I was still vegetarian when I joined the Peace Corps at 22. On my first evening in Panama, out of respect to my host family, I ate the chicken leg on my plate. It absolutely wrecked me physically for a day. But grateful for the food and culture we shared, I continued to eat meat my entire service. Fish, pork, chicken, beef — and eventually wild boar, venison and even endangered iguana. As I swung my machete, hiking miles to reach the farms, I’ll admit that my body craved meat. It made me feel healthy, strong and full.
Unlike the U.S., where the reality of the slaughterhouse is kept far from the kitchen table, my life in rural Panama connected the live animal to the cut of meat. I helped butcher chickens, singeing their hairs off in open fires. I attended my first “matanza” and watched four men saw the hooves off of a cow to make soup.
You might think that seeing the animals die up close would make a person run back to the mental quiet of vegetarianism, but for me, it did the opposite. Being part of the process made me feel like I had played a role and earned the meal. It is an honest, raw process.
It’s those who can’t watch but continue to pick up frozen chicken breasts who have the greatest disconnect with the lives they take. And perhaps the most work to do.
Death itself is not cruel, it’s just a part of life. I deeply respect those who raise their own meat, hunt or fish. Especially those who manage not to waste any part of the animal. In Panama, I can’t tell you how many times I was served white rice with boiled chicken feet. Yet I have only ever seen chicken feet at the pet store in Minnesota. We cannot afford to be so proud as to turn up our noses at “undesirable” heart, liver, and yes, chicken feet. Hunger and environmental degradation abound; when creation gives us gifts, we can’t just accept some of them.
Before I moved to Minnesota, I had the wrong impression of orange-clad hunters who eagerly accept nature’s gifts. If it wasn’t for watching families hunt in Panama, I might never have given them a chance. My first misconception was that hunters enjoy killing, but not all hunters are lion-killing dentists.
Trophy hunting is one thing; stocking your freezer with local venison to feed your family is another. It’s strange to me that there are people who think hunting is wrong but will pull up to the McDonald’s drive-thru, or who won’t catch their own walleye yet have no shame in buying canned tuna. Hunters at least have consciences.
Those who follow DNR laws and licensing help maintain local ecosystems via population control, especially since humans have removed so many natural predators, like wolves. Most care about protecting wildlife habitats. While I still interrogate the hyper-masculine, make-the-fish-my-Tinder-profile culture of hunting, the act itself no longer troubles me. My partner hunts, but he is also willing to have plant-based meals with me most nights. It’s all about balance and eating meat we can stand behind.

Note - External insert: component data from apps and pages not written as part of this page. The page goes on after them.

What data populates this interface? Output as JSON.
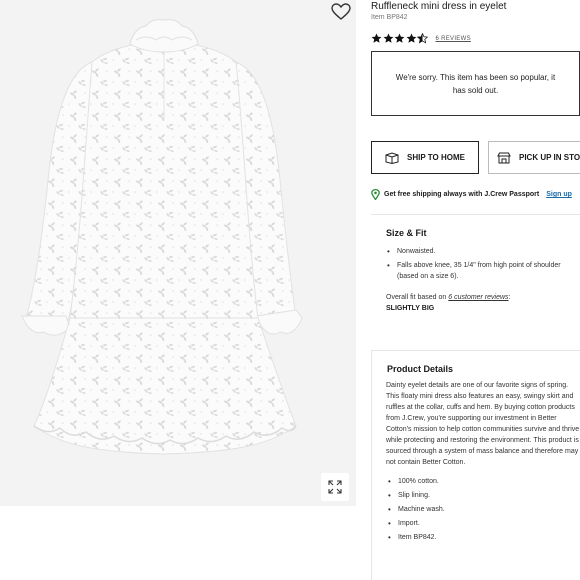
{
  "product": {
    "title": "Ruffleneck mini dress in eyelet",
    "item_number": "Item BP842",
    "rating_stars": 4.5,
    "reviews_link": "6 REVIEWS"
  },
  "icons": {
    "favorite": "heart-icon",
    "expand": "expand-arrows-icon",
    "ship": "box-icon",
    "pickup": "store-icon",
    "location": "map-pin-icon"
  },
  "availability": {
    "message": "We're sorry. This item has been so popular, it has sold out."
  },
  "fulfillment": {
    "ship_label": "SHIP TO HOME",
    "pickup_label": "PICK UP IN STORE"
  },
  "shipping": {
    "text": "Get free shipping always with J.Crew Passport",
    "link": "Sign up"
  },
  "size_fit": {
    "heading": "Size & Fit",
    "bullets": [
      "Nonwaisted.",
      "Falls above knee, 35 1/4\" from high point of shoulder (based on a size 6)."
    ],
    "fit_prefix": "Overall fit based on ",
    "fit_link": "6 customer reviews",
    "fit_suffix": ":",
    "fit_value": "SLIGHTLY BIG"
  },
  "details": {
    "heading": "Product Details",
    "description": "Dainty eyelet details are one of our favorite signs of spring. This floaty mini dress also features an easy, swingy skirt and ruffles at the collar, cuffs and hem. By buying cotton products from J.Crew, you're supporting our investment in Better Cotton's mission to help cotton communities survive and thrive while protecting and restoring the environment. This product is sourced through a system of mass balance and therefore may not contain Better Cotton.",
    "bullets": [
      "100% cotton.",
      "Slip lining.",
      "Machine wash.",
      "Import.",
      "Item BP842."
    ]
  },
  "colors": {
    "image_bg": "#f3f3f3",
    "accent_link": "#1a6aa8",
    "pin_green": "#2e8b3a",
    "star": "#111111"
  }
}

As my Peace Corps service ended, I wondered if I would go back to vegetarianism. The observations of chef Dan Barber ran through my head. Nowhere in nature do we see the separation of plants and animals. The only sustainable future is integrated, where manure and nomadic movement of ruminants fertilizes the Earth, animals spread seeds and eat pests and ecological health is restored. For this reason, I still eat meat.
Our future, in my opinion, is omnivorous. But how we practice that omnivory ought to change, and we have much to learn from both the vegans and the rabbit trappers. I used to think they were on opposite sides of the spectrum, but they are really the most unlikely of allies in protecting our health and our environments.
The first step, I think, is just an open mind.
Originally from Phoenix, Ariz., Rachel Beglin now resides in Bemidji. She is a former Peace Corps Volunteer, sustainability advocate, gardener, writer and coffee enthusiast.